> _Try it_
Could you reproduce the entries exactly, omitting every picture?

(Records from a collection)
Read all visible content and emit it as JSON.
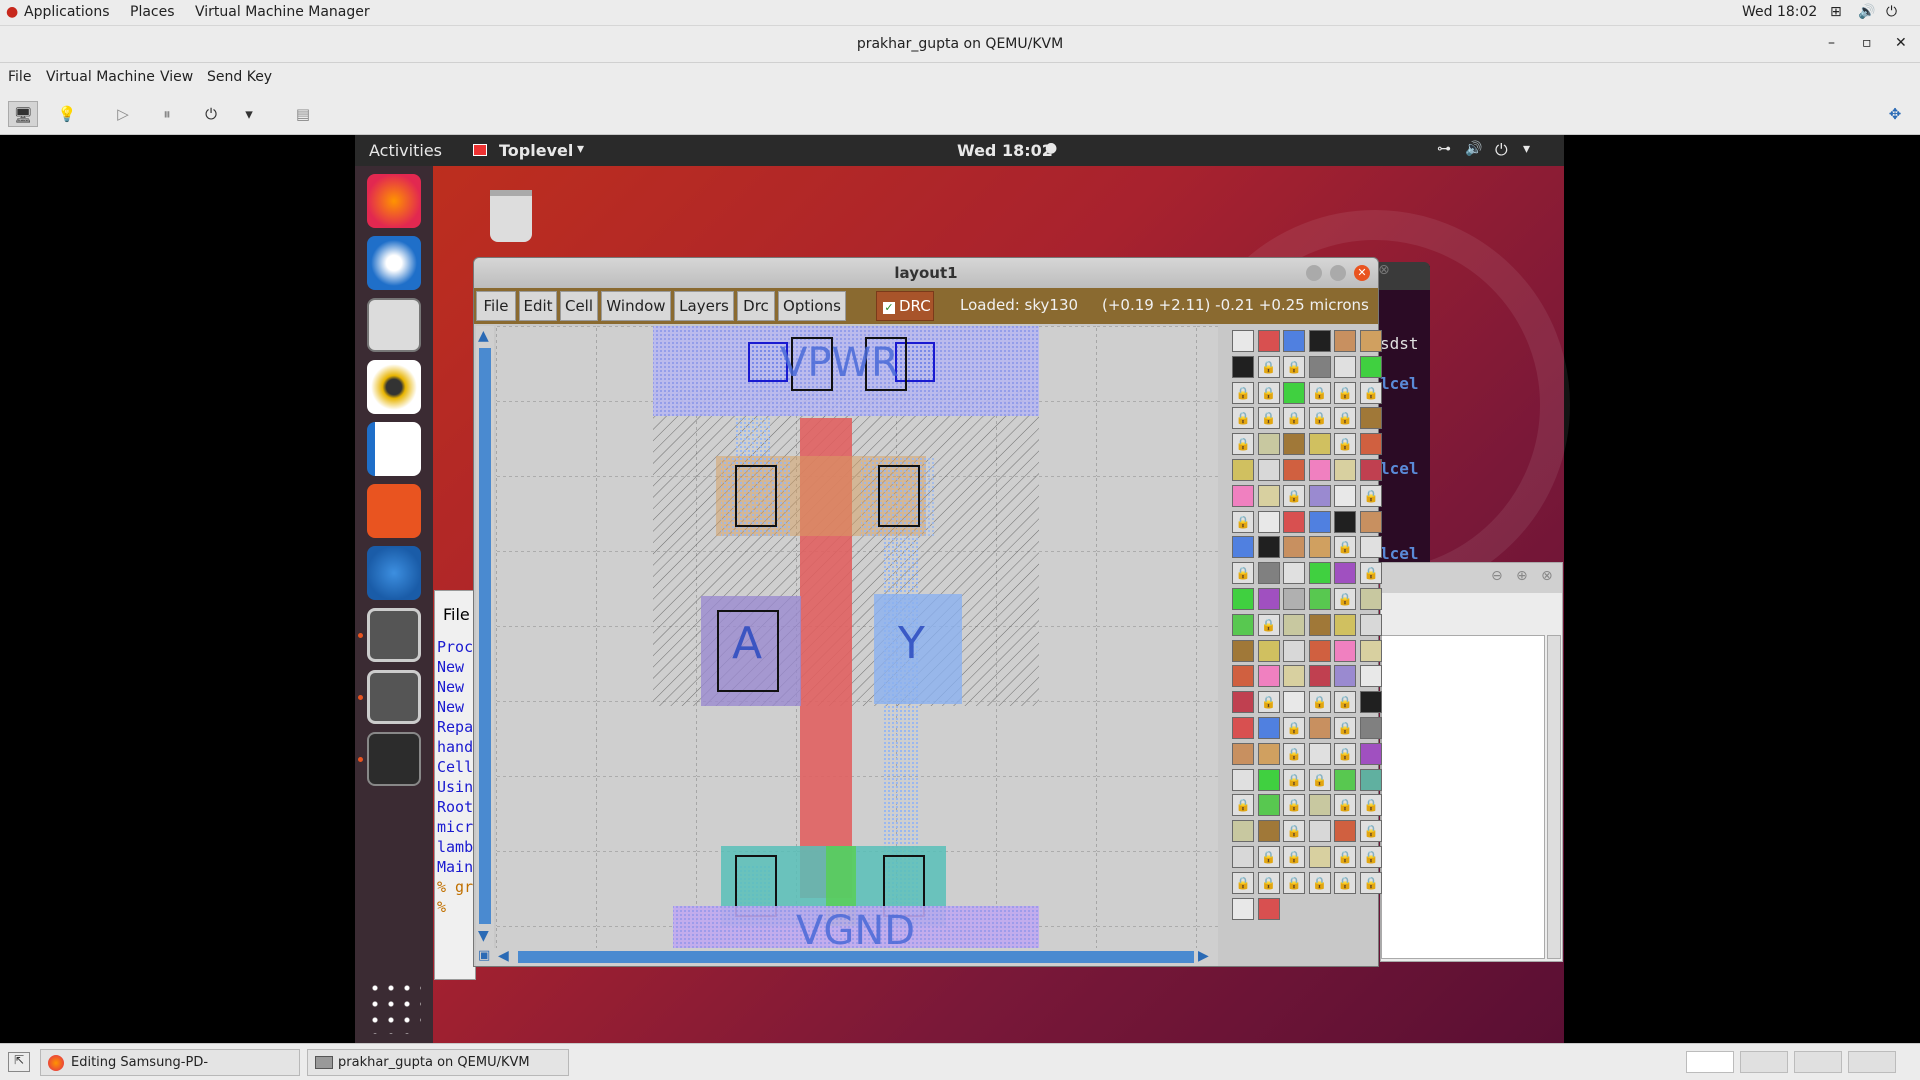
{
  "host": {
    "menus": [
      "Applications",
      "Places",
      "Virtual Machine Manager"
    ],
    "clock": "Wed 18:02",
    "window_title": "prakhar_gupta on QEMU/KVM",
    "vm_menu": [
      "File",
      "Virtual Machine",
      "View",
      "Send Key"
    ],
    "taskbar": [
      {
        "label": "Editing Samsung-PD-Training-/READ...",
        "icon": "firefox-icon"
      },
      {
        "label": "prakhar_gupta on QEMU/KVM",
        "icon": "vm-icon"
      }
    ]
  },
  "guest": {
    "activities": "Activities",
    "toplevel": "Toplevel",
    "clock": "Wed 18:02",
    "dock": [
      "firefox",
      "thunderbird",
      "files",
      "rhythmbox",
      "writer",
      "software",
      "help",
      "magic1",
      "magic2",
      "terminal",
      "app-grid"
    ]
  },
  "layout": {
    "title": "layout1",
    "menu": [
      "File",
      "Edit",
      "Cell",
      "Window",
      "Layers",
      "Drc",
      "Options"
    ],
    "drc": "DRC",
    "drc_checked": true,
    "status": "Loaded: sky130",
    "coords": "(+0.19 +2.11) -0.21 +0.25 microns",
    "labels": {
      "vpwr": "VPWR",
      "vgnd": "VGND",
      "a": "A",
      "y": "Y"
    }
  },
  "terminal": {
    "fragments": [
      "sdst",
      "lcel",
      "lcel",
      "lcel"
    ]
  },
  "tkcon": {
    "file": "File",
    "lines": [
      "Proc",
      "New",
      "New",
      "New",
      "Repa",
      "hand",
      "Cell",
      "Usin",
      "Root",
      "",
      "micr",
      "lamb",
      "Main",
      "% gr",
      "%"
    ]
  },
  "colors": {
    "accent": "#e95420",
    "magic_menu": "#8a6a30",
    "canvas": "#cfcfcf"
  }
}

> _Task answer_
Read all visible content and emit it as JSON.
{
  "host": {
    "menus": [
      "Applications",
      "Places",
      "Virtual Machine Manager"
    ],
    "clock": "Wed 18:02",
    "window_title": "prakhar_gupta on QEMU/KVM",
    "vm_menu": [
      "File",
      "Virtual Machine",
      "View",
      "Send Key"
    ],
    "taskbar": [
      {
        "label": "Editing Samsung-PD-Training-/READ...",
        "icon": "firefox-icon"
      },
      {
        "label": "prakhar_gupta on QEMU/KVM",
        "icon": "vm-icon"
      }
    ]
  },
  "guest": {
    "activities": "Activities",
    "toplevel": "Toplevel",
    "clock": "Wed 18:02",
    "dock": [
      "firefox",
      "thunderbird",
      "files",
      "rhythmbox",
      "writer",
      "software",
      "help",
      "magic1",
      "magic2",
      "terminal",
      "app-grid"
    ]
  },
  "layout": {
    "title": "layout1",
    "menu": [
      "File",
      "Edit",
      "Cell",
      "Window",
      "Layers",
      "Drc",
      "Options"
    ],
    "drc": "DRC",
    "drc_checked": true,
    "status": "Loaded: sky130",
    "coords": "(+0.19 +2.11) -0.21 +0.25 microns",
    "labels": {
      "vpwr": "VPWR",
      "vgnd": "VGND",
      "a": "A",
      "y": "Y"
    }
  },
  "terminal": {
    "fragments": [
      "sdst",
      "lcel",
      "lcel",
      "lcel"
    ]
  },
  "tkcon": {
    "file": "File",
    "lines": [
      "Proc",
      "New",
      "New",
      "New",
      "Repa",
      "hand",
      "Cell",
      "Usin",
      "Root",
      "",
      "micr",
      "lamb",
      "Main",
      "% gr",
      "%"
    ]
  },
  "colors": {
    "accent": "#e95420",
    "magic_menu": "#8a6a30",
    "canvas": "#cfcfcf"
  }
}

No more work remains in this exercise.